16.45 – 18.00 Panel discussion on ”The Wonder that is South Asia”. See Youtube recordings
The Ambassadors/Embassy representatives of the South Asian countries to Sweden in a dialogue with the speakers.
18.15 – 19.00 Cultural programme:
Classical Flute Concert by Shantala Subramanyam and two accompanying artists.
Shantala Subramanyam has been performing solo concerts in reputed organizations all over India since a young age. She has toured extensively across South India performing in many prestigious organizations. She has tour extensively in USA and Europe for her solo concerts. At this time in India where women flutists are only a hand few , Shantala is bound to emerge as a dominant contributor to this field owing to her diligent and hard training. She has been highly appreciated by music critics for her melodic presentations combined with complex rhythmic patterns.
Her co-musicians at the Lund concert were Akkarai Sornalatha on Violin, and K Sai Giridhar on Mridangam.

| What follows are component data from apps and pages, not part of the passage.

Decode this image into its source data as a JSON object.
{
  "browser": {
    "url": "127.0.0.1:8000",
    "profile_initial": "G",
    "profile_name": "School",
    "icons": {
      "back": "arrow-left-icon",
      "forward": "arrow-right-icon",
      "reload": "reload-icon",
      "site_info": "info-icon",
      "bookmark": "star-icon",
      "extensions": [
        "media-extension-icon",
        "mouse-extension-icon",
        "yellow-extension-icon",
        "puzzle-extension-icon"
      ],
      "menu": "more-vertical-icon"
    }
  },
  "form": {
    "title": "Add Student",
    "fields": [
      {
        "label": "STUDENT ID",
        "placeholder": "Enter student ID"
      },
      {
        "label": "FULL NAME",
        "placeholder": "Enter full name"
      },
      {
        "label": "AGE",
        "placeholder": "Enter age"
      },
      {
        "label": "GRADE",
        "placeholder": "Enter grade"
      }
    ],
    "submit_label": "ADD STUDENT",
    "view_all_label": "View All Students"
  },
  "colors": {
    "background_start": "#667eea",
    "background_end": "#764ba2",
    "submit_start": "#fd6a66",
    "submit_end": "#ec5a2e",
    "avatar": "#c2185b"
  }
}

Sornalatha is a very promising and talented young violinist as well as vocalist. She has accompanied many reputed artists from South India and performs duet concerts both as a vocalist and violinist with her elder sister Subhalakshmi. Giridhar has travelled extensively in India providing mridangam accompaniment to many a famed musicians and fusion groups in over 500 concerts thus far. He has also had the opportunity to be a part of Jungle orchestra, a fusion group from Denmark. The reason why a number of Danish friends turned up for the concert.
19.30 – 21.00 Light South Asian buffet served to symposium participants at Dept.of Sociology, Paradisgatan 5 G, second floor cafeteria. The delicious food being prepared by Bubu Munshi Eklund.